Today, a year later, she’s close to her personal milestone and her life reflects the changes.
“I can fly in planes without getting a seatbelt extender.”
“I was fearful that I wouldn’t be able to lose weight due to my age and metabolism changes. MYTH!,” she said. “Most of the changes have been subtle, but for someone who has been fat almost all of my adult life, they are significant for me.
“I seldom worry about sitting in chairs with arms anymore, after the humiliation of getting stuck in a chair at my peak weight. I can sit in booths again. I can fly in planes without getting a seatbelt extender. I love when people I have known for years comment about my weight loss and how good I look. The person whose support I have loved the most has been my adult son, who has seen all my weight ups and downs and was very concerned about me.”
Seeing and feeling the effect of the weight loss keeps her moving forward.
“Knowing that I can eat whatever I want and feel very satisfied has really been significant. Being able to move better keeps me going. I know it’s working and I want to do something I’ve never done before: reach my goal weight.”
“The meetings are life-changing.”

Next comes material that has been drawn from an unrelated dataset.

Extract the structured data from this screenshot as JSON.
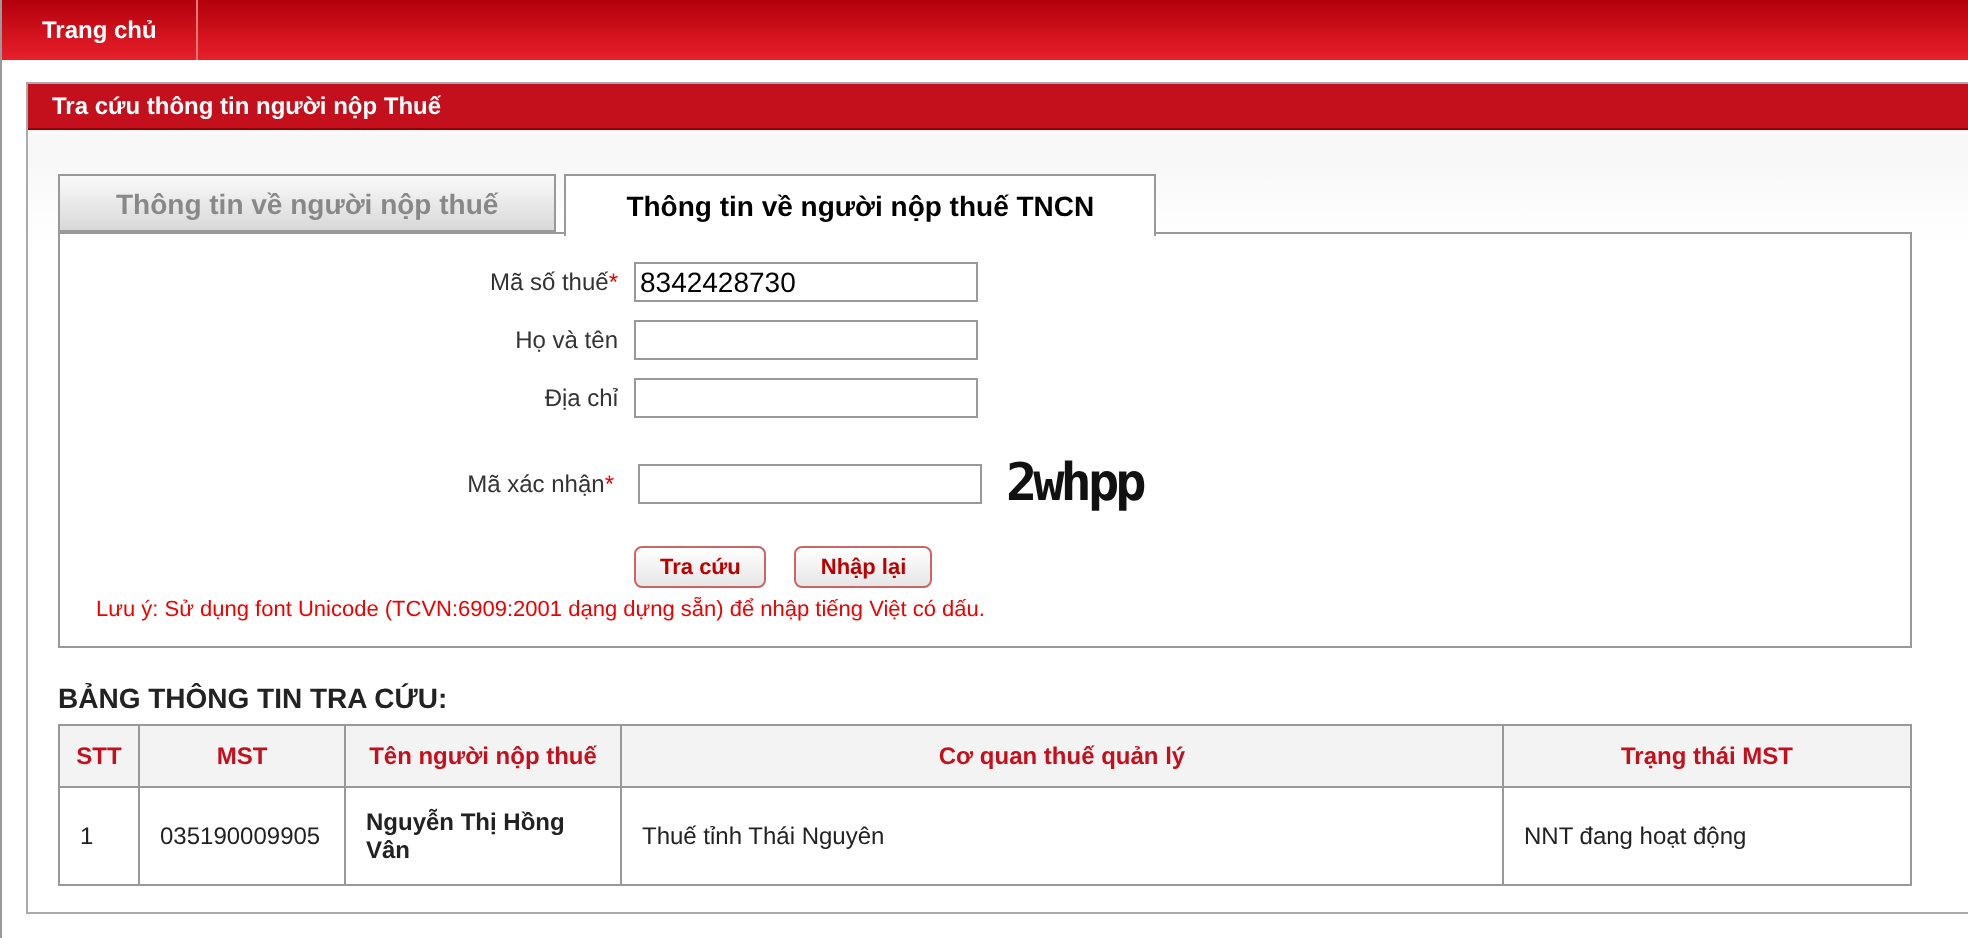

For members who struggle to stay on track, Candice encourages them to be “clear about their ‘why,’” she said. “I like them to break it down to specifics and look at segments or steps. One small change in habits takes us a long way in the direction of our goals.”

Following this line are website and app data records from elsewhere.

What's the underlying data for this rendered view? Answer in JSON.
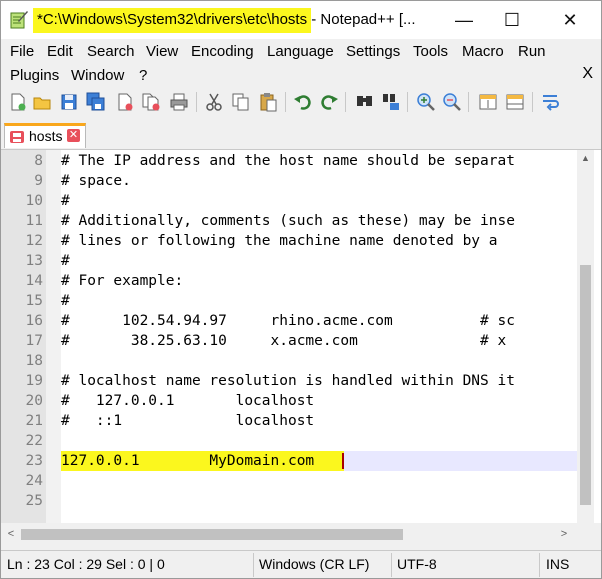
{
  "titlebar": {
    "title": "*C:\\Windows\\System32\\drivers\\etc\\hosts",
    "app_suffix": " - Notepad++ [...",
    "min": "—",
    "max": "☐",
    "close": "✕"
  },
  "menu": {
    "row1": [
      "File",
      "Edit",
      "Search",
      "View",
      "Encoding",
      "Language",
      "Settings",
      "Tools",
      "Macro",
      "Run"
    ],
    "row2": [
      "Plugins",
      "Window",
      "?"
    ],
    "close_doc": "X"
  },
  "toolbar": {
    "icons": [
      "new-file-icon",
      "open-file-icon",
      "save-icon",
      "save-all-icon",
      "close-icon",
      "close-all-icon",
      "print-icon",
      "cut-icon",
      "copy-icon",
      "paste-icon",
      "undo-icon",
      "redo-icon",
      "find-icon",
      "replace-icon",
      "zoom-in-icon",
      "zoom-out-icon",
      "sync-vertical-icon",
      "sync-horizontal-icon",
      "word-wrap-icon"
    ]
  },
  "tab": {
    "label": "hosts",
    "close": "✕"
  },
  "editor": {
    "lines": [
      {
        "num": "8",
        "text": "# The IP address and the host name should be separat"
      },
      {
        "num": "9",
        "text": "# space."
      },
      {
        "num": "10",
        "text": "#"
      },
      {
        "num": "11",
        "text": "# Additionally, comments (such as these) may be inse"
      },
      {
        "num": "12",
        "text": "# lines or following the machine name denoted by a "
      },
      {
        "num": "13",
        "text": "#"
      },
      {
        "num": "14",
        "text": "# For example:"
      },
      {
        "num": "15",
        "text": "#"
      },
      {
        "num": "16",
        "text": "#      102.54.94.97     rhino.acme.com          # sc"
      },
      {
        "num": "17",
        "text": "#       38.25.63.10     x.acme.com              # x "
      },
      {
        "num": "18",
        "text": ""
      },
      {
        "num": "19",
        "text": "# localhost name resolution is handled within DNS it"
      },
      {
        "num": "20",
        "text": "#   127.0.0.1       localhost"
      },
      {
        "num": "21",
        "text": "#   ::1             localhost"
      },
      {
        "num": "22",
        "text": ""
      },
      {
        "num": "23",
        "text": "127.0.0.1        MyDomain.com"
      },
      {
        "num": "24",
        "text": ""
      },
      {
        "num": "25",
        "text": ""
      }
    ]
  },
  "scroll": {
    "up": "▲",
    "down": "▼",
    "left": "<",
    "right": ">"
  },
  "status": {
    "position": "Ln : 23    Col : 29    Sel : 0 | 0",
    "eol": "Windows (CR LF)",
    "encoding": "UTF-8",
    "mode": "INS"
  },
  "colors": {
    "highlight": "#fbf71e",
    "current_line": "#e8e8ff",
    "tab_accent": "#f9a71c"
  }
}
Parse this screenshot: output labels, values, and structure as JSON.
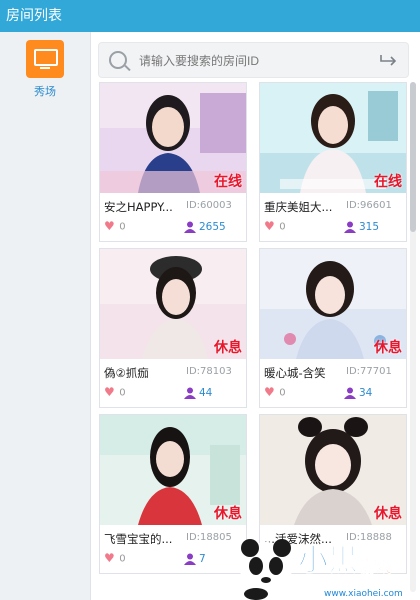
{
  "window": {
    "title": "房间列表"
  },
  "sidebar": {
    "items": [
      {
        "label": "秀场",
        "icon": "monitor-icon"
      }
    ]
  },
  "search": {
    "placeholder": "请输入要搜索的房间ID"
  },
  "rooms": [
    {
      "name": "安之HAPPY...",
      "id": "ID:60003",
      "status": "在线",
      "likes": "0",
      "viewers": "2655"
    },
    {
      "name": "重庆美姐大...",
      "id": "ID:96601",
      "status": "在线",
      "likes": "0",
      "viewers": "315"
    },
    {
      "name": "偽②抓痂",
      "id": "ID:78103",
      "status": "休息",
      "likes": "0",
      "viewers": "44"
    },
    {
      "name": "暖心城-含笑",
      "id": "ID:77701",
      "status": "休息",
      "likes": "0",
      "viewers": "34"
    },
    {
      "name": "飞雪宝宝的...",
      "id": "ID:18805",
      "status": "休息",
      "likes": "0",
      "viewers": "7"
    },
    {
      "name": "...活爱沫然...",
      "id": "ID:18888",
      "status": "休息",
      "likes": "",
      "viewers": ""
    }
  ],
  "watermark": {
    "text": "小黑游戏",
    "url": "www.xiaohei.com"
  },
  "colors": {
    "titlebar": "#32a8d8",
    "accent": "#ff8a1e",
    "status": "#e8172c",
    "viewers": "#2c8bd0"
  }
}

Leslie agrees. “I usually talk about setting short-term goals. I also explain that this is two phases: weight loss and maintenance that require separate sets of skills,” she explained. “Don’t think it’s over and done when you’re at maintenance.”

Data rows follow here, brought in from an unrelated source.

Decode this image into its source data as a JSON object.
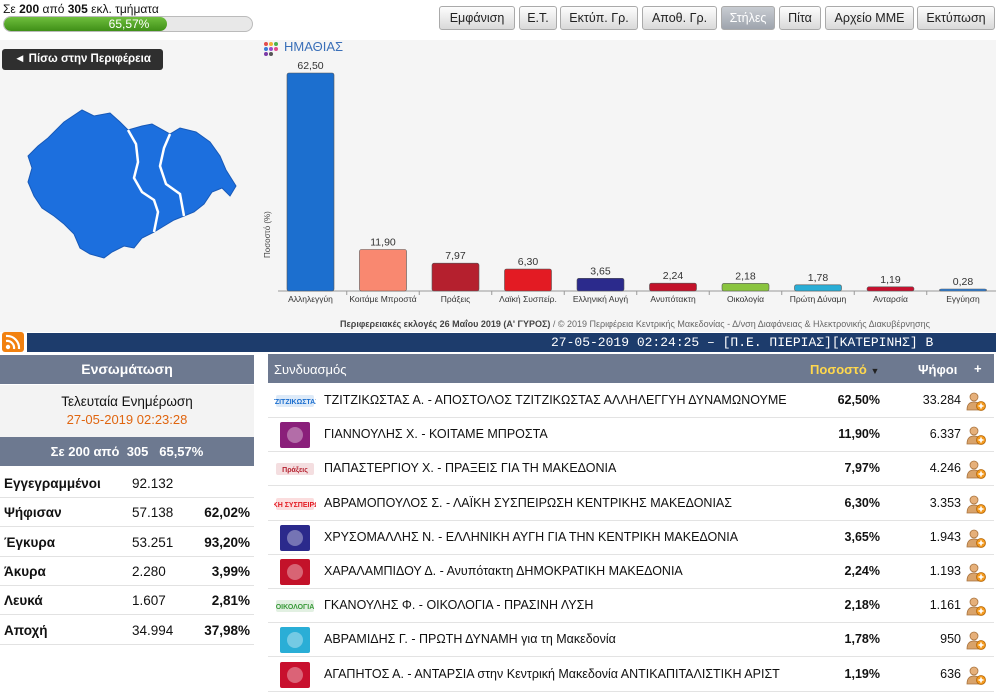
{
  "progress": {
    "prefix": "Σε",
    "counted": "200",
    "mid": "από",
    "total": "305",
    "suffix": "εκλ. τμήματα",
    "percent_label": "65,57%",
    "fraction": 0.6557
  },
  "toolbar": [
    "Εμφάνιση",
    "Ε.Τ.",
    "Εκτύπ. Γρ.",
    "Αποθ. Γρ.",
    "Στήλες",
    "Πίτα",
    "Αρχείο ΜΜΕ",
    "Εκτύπωση"
  ],
  "toolbar_active": "Στήλες",
  "back_button": "◄ Πίσω στην Περιφέρεια",
  "region_title": "ΗΜΑΘΙΑΣ",
  "chart_data": {
    "type": "bar",
    "ylabel": "Ποσοστό (%)",
    "categories": [
      "Αλληλεγγύη",
      "Κοιτάμε Μπροστά",
      "Πράξεις",
      "Λαϊκή Συσπείρ.",
      "Ελληνική Αυγή",
      "Ανυπότακτη",
      "Οικολογία",
      "Πρώτη Δύναμη",
      "Ανταρσία",
      "Εγγύηση"
    ],
    "values": [
      62.5,
      11.9,
      7.97,
      6.3,
      3.65,
      2.24,
      2.18,
      1.78,
      1.19,
      0.28
    ],
    "value_labels": [
      "62,50",
      "11,90",
      "7,97",
      "6,30",
      "3,65",
      "2,24",
      "2,18",
      "1,78",
      "1,19",
      "0,28"
    ],
    "colors": [
      "#1c6fcf",
      "#f98870",
      "#b5202e",
      "#e31b23",
      "#2b2a8c",
      "#c3122a",
      "#8ac43f",
      "#2aaed6",
      "#c8102e",
      "#2d7fd8"
    ],
    "ylim": [
      0,
      62.5
    ],
    "grid": false
  },
  "chart_footer": {
    "bold": "Περιφερειακές εκλογές 26 Μαΐου 2019 (Α' ΓΥΡΟΣ)",
    "rest": " / © 2019 Περιφέρεια Κεντρικής Μακεδονίας - Δ/νση Διαφάνειας & Ηλεκτρονικής Διακυβέρνησης"
  },
  "ticker": "27-05-2019 02:24:25 – [Π.Ε. ΠΙΕΡΙΑΣ][ΚΑΤΕΡΙΝΗΣ] Β",
  "left_panel": {
    "title": "Ενσωμάτωση",
    "last_update_label": "Τελευταία Ενημέρωση",
    "last_update_value": "27-05-2019 02:23:28",
    "summary": {
      "a": "Σε 200 από",
      "b": "305",
      "c": "65,57%"
    },
    "stats": [
      {
        "label": "Εγγεγραμμένοι",
        "value": "92.132",
        "pct": ""
      },
      {
        "label": "Ψήφισαν",
        "value": "57.138",
        "pct": "62,02%"
      },
      {
        "label": "Έγκυρα",
        "value": "53.251",
        "pct": "93,20%"
      },
      {
        "label": "Άκυρα",
        "value": "2.280",
        "pct": "3,99%"
      },
      {
        "label": "Λευκά",
        "value": "1.607",
        "pct": "2,81%"
      },
      {
        "label": "Αποχή",
        "value": "34.994",
        "pct": "37,98%"
      }
    ]
  },
  "table": {
    "headers": {
      "name": "Συνδυασμός",
      "pct": "Ποσοστό",
      "votes": "Ψήφοι",
      "plus": "+"
    },
    "rows": [
      {
        "name": "ΤΖΙΤΖΙΚΩΣΤΑΣ Α. - ΑΠΟΣΤΟΛΟΣ ΤΖΙΤΖΙΚΩΣΤΑΣ ΑΛΛΗΛΕΓΓΥΗ ΔΥΝΑΜΩΝΟΥΜΕ",
        "pct": "62,50%",
        "votes": "33.284",
        "logo_text": "ΤΖΙΤΖΙΚΩΣΤΑΣ",
        "logo_color": "#1c6fcf"
      },
      {
        "name": "ΓΙΑΝΝΟΥΛΗΣ Χ. - ΚΟΙΤΑΜΕ ΜΠΡΟΣΤΑ",
        "pct": "11,90%",
        "votes": "6.337",
        "logo_text": "",
        "logo_color": "#8a1f7a"
      },
      {
        "name": "ΠΑΠΑΣΤΕΡΓΙΟΥ Χ. - ΠΡΑΞΕΙΣ ΓΙΑ ΤΗ ΜΑΚΕΔΟΝΙΑ",
        "pct": "7,97%",
        "votes": "4.246",
        "logo_text": "Πράξεις",
        "logo_color": "#b5202e"
      },
      {
        "name": "ΑΒΡΑΜΟΠΟΥΛΟΣ Σ. - ΛΑΪΚΗ ΣΥΣΠΕΙΡΩΣΗ ΚΕΝΤΡΙΚΗΣ ΜΑΚΕΔΟΝΙΑΣ",
        "pct": "6,30%",
        "votes": "3.353",
        "logo_text": "ΛΑΪΚΗ ΣΥΣΠΕΙΡΩΣΗ",
        "logo_color": "#e31b23"
      },
      {
        "name": "ΧΡΥΣΟΜΑΛΛΗΣ Ν. - ΕΛΛΗΝΙΚΗ ΑΥΓΗ ΓΙΑ ΤΗΝ ΚΕΝΤΡΙΚΗ ΜΑΚΕΔΟΝΙΑ",
        "pct": "3,65%",
        "votes": "1.943",
        "logo_text": "",
        "logo_color": "#2b2a8c"
      },
      {
        "name": "ΧΑΡΑΛΑΜΠΙΔΟΥ Δ. - Ανυπότακτη ΔΗΜΟΚΡΑΤΙΚΗ ΜΑΚΕΔΟΝΙΑ",
        "pct": "2,24%",
        "votes": "1.193",
        "logo_text": "",
        "logo_color": "#c3122a"
      },
      {
        "name": "ΓΚΑΝΟΥΛΗΣ Φ. - ΟΙΚΟΛΟΓΙΑ - ΠΡΑΣΙΝΗ ΛΥΣΗ",
        "pct": "2,18%",
        "votes": "1.161",
        "logo_text": "ΟΙΚΟΛΟΓΙΑ",
        "logo_color": "#3a9a3a"
      },
      {
        "name": "ΑΒΡΑΜΙΔΗΣ Γ. - ΠΡΩΤΗ ΔΥΝΑΜΗ για τη Μακεδονία",
        "pct": "1,78%",
        "votes": "950",
        "logo_text": "",
        "logo_color": "#2aaed6"
      },
      {
        "name": "ΑΓΑΠΗΤΟΣ Α. - ΑΝΤΑΡΣΙΑ στην Κεντρική Μακεδονία ΑΝΤΙΚΑΠΙΤΑΛΙΣΤΙΚΗ ΑΡΙΣΤ",
        "pct": "1,19%",
        "votes": "636",
        "logo_text": "",
        "logo_color": "#c8102e"
      }
    ]
  }
}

Lifetime member Jill Rumsey became a member in February 2018 and dove right in. “I absolutely love it,” she said. “I was desperately looking for something because I hit my highest weight ever over the holidays.” Despite a regular workout schedule and healthy eating habits (“my husband’s a health nut”), the combination of menopause and thyroid issues affected her ability to lose extra pounds she put on. “I’ve tried different things and this is the best,” she said. “I was blown away. It’s not a weight loss center or a gimmick, it’s a lifestyle change and I can’t tell you how easy it was. I feel better and I enjoy eating because I know what’s going to be good for me.”
Key to it all? “There are two keys: tracking and my group,” Jill said. “I really believe those meetings are my therapy group. The meetings are life-changing. We’re friends, hold each other accountable and give each other ideas. I know I don’t want to put on weight, which I could, but the group reminds me and encourages me.”
And there are lessons, not just learned, but shared. “One of the biggest tips I would share with newcomers is to speak up and ask for help, support and guidance from their peers in the WW program and from those especially who have made it to Lifetime,” Cindy said. “There are lots of people who are in different stages of their own journeys who will take you by the hand and guide you past any obstacle. It really does work.”
Jill shares her unbridled enthusiasm for WW at every meeting. “She still comes to every meeting,” Leslie said. “She is very diligent about her activity, making sure she follows points, participates in the meetings and helps other members. It didn’t come so hard for her. A lot of people come in and it’s a chore and don’t want to be there. Jill came in with a different attitude. I want to do this and have a little fun with it.”
Jill sees it a bit differently. “I’m a junior high school teacher and if you look at life too seriously, you’re in trouble.”